I sort of feel like I can't just talk the talk, but I'm going to have to walk the walk and try to develop some relationships and scenarios where we can both be better at interacting and being social. Going to be doing some reading and looking for some books on the subject on Amazon---think they have "How to Make Friends and Influence People- First Grade Edition" ?

I sure hope we can turn this moment into a positive opportunity for us both.

6 comments:

Phoebe said...

Michelle--

I totally know how you feel. As a matter of fact my son was 6 years old when he started going through the evaluations for ADHD. It can be a very emotional process with all the paper work, evaluations, and self examination (atleast I know I did TONS of this--and still do). My son and your son sounds so familiar! We are in the same situation of being away from family/friends. We've lived in our current location for almost years--and have just decided that we should get out and try to socialize more.

I've noticed a big change in Nicholas since we started occupational therapy. I highly recommend it.

I wish you and your family the best--if you ever need an ear (to vent, to scream, to cry, to talk it out) I'm here for you. I've been in your shoes and I'm still walking it. I don't always walk the walk the way I should--but I try.

Blessings!

Kristen said...

I have spent time lately playing a similar game and feeling guilty. My 6 year old is struggling at school and hasn't really caught onto reading like the other kids in his class. Because I was working so hard at my last job, I didn't give this enough attention.

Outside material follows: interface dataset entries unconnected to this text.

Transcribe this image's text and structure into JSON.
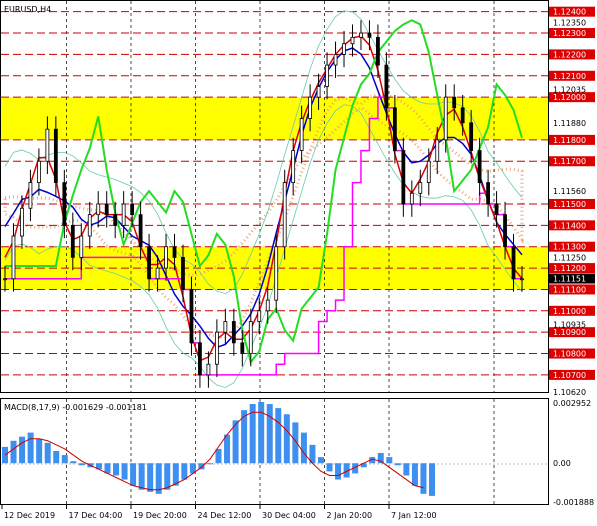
{
  "window": {
    "symbol_label": "EURUSD,H4"
  },
  "indicator": {
    "label": "MACD(8,17,9) -0.001629 -0.001181"
  },
  "colors": {
    "background": "#ffffff",
    "zone": "#ffff00",
    "level_line": "#cc0000",
    "level_label_bg": "#dd0000",
    "candle": "#000000",
    "blue_line": "#0000cc",
    "red_line": "#dd0000",
    "green_line": "#22dd22",
    "magenta_line": "#ff00ff",
    "cloud": "#e8a070",
    "env_line": "#66ccaa",
    "hist": "#3d8ff0",
    "signal": "#cc0000",
    "price_box": "#000000"
  },
  "chart_data": [
    {
      "type": "candlestick",
      "title": "EURUSD,H4",
      "ylim": [
        1.1062,
        1.1245
      ],
      "y_ticks": [
        "1.12350",
        "1.12035",
        "1.11880",
        "1.11560",
        "1.11250",
        "1.11151",
        "1.10935",
        "1.10620"
      ],
      "levels": [
        "1.12400",
        "1.12300",
        "1.12200",
        "1.12100",
        "1.12000",
        "1.11800",
        "1.11700",
        "1.11500",
        "1.11400",
        "1.11300",
        "1.11200",
        "1.11100",
        "1.11000",
        "1.10900",
        "1.10800",
        "1.10700"
      ],
      "current_price": "1.11151",
      "zones": [
        {
          "from": 1.118,
          "to": 1.12
        },
        {
          "from": 1.111,
          "to": 1.113
        }
      ],
      "x_labels": [
        "12 Dec 2019",
        "17 Dec 04:00",
        "19 Dec 20:00",
        "24 Dec 12:00",
        "30 Dec 04:00",
        "2 Jan 20:00",
        "7 Jan 12:00"
      ],
      "series": [
        {
          "values": [
            1.1115,
            1.1135,
            1.1148,
            1.116,
            1.117,
            1.1185,
            1.116,
            1.114,
            1.1125,
            1.1135,
            1.1145,
            1.115,
            1.1145,
            1.114,
            1.115,
            1.1145,
            1.113,
            1.1115,
            1.112,
            1.113,
            1.1125,
            1.111,
            1.1085,
            1.107,
            1.1075,
            1.109,
            1.1095,
            1.1085,
            1.108,
            1.1095,
            1.11,
            1.1105,
            1.113,
            1.116,
            1.1175,
            1.119,
            1.12,
            1.1205,
            1.1215,
            1.122,
            1.1225,
            1.1228,
            1.123,
            1.1228,
            1.1215,
            1.1195,
            1.1175,
            1.115,
            1.1155,
            1.116,
            1.117,
            1.118,
            1.12,
            1.1195,
            1.1188,
            1.1175,
            1.116,
            1.115,
            1.1145,
            1.113,
            1.1115,
            1.1115
          ]
        }
      ]
    },
    {
      "type": "bar",
      "title": "MACD(8,17,9)",
      "values_labels": [
        "-0.001629",
        "-0.001181"
      ],
      "ylim": [
        -0.0019,
        0.003
      ],
      "y_ticks": [
        "0.002952",
        "0.00",
        "-0.001888"
      ],
      "values": [
        0.0008,
        0.0011,
        0.0013,
        0.0015,
        0.0012,
        0.001,
        0.0006,
        0.0004,
        0.0001,
        -0.0001,
        -0.0002,
        -0.0003,
        -0.0005,
        -0.0006,
        -0.0008,
        -0.0011,
        -0.0013,
        -0.0014,
        -0.0015,
        -0.0013,
        -0.0011,
        -0.0008,
        -0.0005,
        -0.0003,
        0.0,
        0.0007,
        0.0014,
        0.0021,
        0.0026,
        0.0029,
        0.003,
        0.0029,
        0.0027,
        0.0024,
        0.002,
        0.0015,
        0.0009,
        0.0003,
        -0.0004,
        -0.0008,
        -0.0007,
        -0.0005,
        -0.0002,
        0.0003,
        0.0005,
        0.0003,
        -0.0001,
        -0.0006,
        -0.0011,
        -0.0015,
        -0.0016
      ],
      "series": [
        {
          "values": [
            0.0004,
            0.0007,
            0.001,
            0.0012,
            0.0012,
            0.0011,
            0.0009,
            0.0007,
            0.0004,
            0.0001,
            -0.0001,
            -0.0003,
            -0.0005,
            -0.0007,
            -0.0009,
            -0.0011,
            -0.0012,
            -0.0013,
            -0.0013,
            -0.0012,
            -0.001,
            -0.0008,
            -0.0005,
            -0.0002,
            0.0002,
            0.0008,
            0.0014,
            0.0019,
            0.0023,
            0.0025,
            0.0025,
            0.0023,
            0.002,
            0.0016,
            0.0011,
            0.0005,
            0.0,
            -0.0004,
            -0.0006,
            -0.0006,
            -0.0004,
            -0.0002,
            0.0,
            0.0002,
            0.0001,
            -0.0002,
            -0.0005,
            -0.0008,
            -0.0011,
            -0.0012
          ]
        }
      ]
    }
  ]
}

But staying home for a few weeks and trying to help him with his homework shed a whole new light on my lack of parenting, and I know this is completely my fault. Getting laid off was hard on me, but it has really turned into a blessing. It opened my eyes and I think I can start to reverse some of this and help my son to learn and possibly catch up. If not, then he repeats 1st grade which makes me sad but I will do whatever is best for him so he isn's struggling.

And now you have that same chance. You see it while he is still young and now you can do something to help.

You might want to try some play dates. 6 year olds aren't too hard to socialize. I'll bet if you asked your son who he wanted to play with, he would tell you, and once that child has been to your house to play, they will bond. Keep it up and he will have some friends. In the process you might make some too, with their parents!

Michelle said...

thank you. Yes, I've been thinking about play dates and other activities....and other "family" things we can get everyone involved in.

Kristen said...

I really hope the best for you and your son. It is hard to watch your child struggle, no matter what area it is in. I hope all the testing will give you the medical information you need to move forward.

Good luck with trying out play dates.

cheapbychoice said...

Do not be so hard on yourself. You are doing a great job as a parent. We mothers quickly send ourselves on a guilt trip when we do not need to. ADD is not your fault! Remember you are having him evaluated so you will know best how to help him. That makes you a great mother! Gives yourself credit for the good things you do!

Kaycee said...

Wow, I'm going through something similar with my oldest.

I definitely think that teaching by example is the way to go, but it's hard to juggle everything.

As far as networking goes, check out Yahoo Groups.

I've recently started scoping out local churches, even though I'm on the fence about actually believing, I do see how church offers valuable opportunities for socializing that we are sorely missing.

Also, with spring coming there are more opportunities for team sports, like soccer and t-ball.

I hope you find something that works for you.